But wait, there is some good GUILT to consider. And I suppose there are some constructive ways to use GUILT. I consider some of this to be in what I call the “For the greater good” category.
Some Elders can GUILT their kids into talking and planning. And so can the Adult Children – they can employ GUILT to get what they want, they’ve been doing it for decades! Think about it. We manipulate each other all the time! If we are intentional in our GUILT-ing we may tell ourselves “it’s for all the right reasons”. I see this used a little bit in family dynamics and ploys to achieve the outcome for the greater good (or Mom’s own good, or Dad’s).
Ask yourself, have you ever GUILT-ed anyone? I will pause here for your station identification.

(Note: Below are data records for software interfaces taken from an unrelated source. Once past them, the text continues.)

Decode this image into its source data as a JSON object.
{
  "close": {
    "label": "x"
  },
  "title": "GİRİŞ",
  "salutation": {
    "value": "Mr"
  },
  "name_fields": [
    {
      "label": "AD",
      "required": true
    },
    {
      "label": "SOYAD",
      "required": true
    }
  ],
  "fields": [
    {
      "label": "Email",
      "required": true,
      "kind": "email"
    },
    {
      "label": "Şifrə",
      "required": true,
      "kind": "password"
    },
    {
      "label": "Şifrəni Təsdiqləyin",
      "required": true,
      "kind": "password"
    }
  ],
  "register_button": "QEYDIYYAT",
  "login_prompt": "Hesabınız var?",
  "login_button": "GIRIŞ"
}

GUILT for the Greater Good? Like bending a rule to get to a safe and better ending. Like assisting with the parent’s signing of a Power of Attorney designation, enabling a visit with an attorney “when Mom’s having a good day”. It seems warranted to help to build her team and get it in place as her cognition is rapidly changing. That as opposed to no team, “that train has left the station”, sorry, and you must now pursue guardianship, both public and pricey? Dicey GUILT.
To me, Greater Good instances are in the eyes of the beholder. Just make sure you check your malice at the door.
On our part, it’s the malice we need to avoid. And if we recognize malice then we may then become the ones assigning GUILT and blame. Caution there.
GUILT as this week’s ingredient. Don’t forget if you think nuts may be a good addition to your F.U.D.G.E. (they, or we, sure can complicate things).
I can leave you with a story that sets us up for the last ingredient in F.U.D.G.E which I will share with you soon. This story bridges From G, GUILT to E, Exhaustion. My friend Lisa was describing her massive efforts to accomplish a goal and she shared sub-stories that outlined her tribulations to get to her end game. Her stories involved a lot of parts, influences, and many people as she tried and tried to get her outcome and to take care of everyone involved. She’d take on the patient-parent’s care, the outcome, and the physical and mental health of everyone on the care-train, it seemed, and it was going off the tracks. Then she said it: “Nancy, I was last on my own list”.
Exhausted, but in the months and years to come, she would be able to let go of her Shoulds.
GUILT: good GUILT, less-than-positive GUILT, GUILT for Greater Good… Only we ourselves can decide if we want to let it ride with us and for how long.
Got F.U.D.G.E.? Need help dealing with Guilt, Uncertainty, Doubt, Guilt, and Exhaustion? I consult with patients, parents, Adult Children, and Solo Agers to plan for successful aging when navigating our complex healthcare system. Contact me to schedule, 919.628.4428 nancyruffner.com.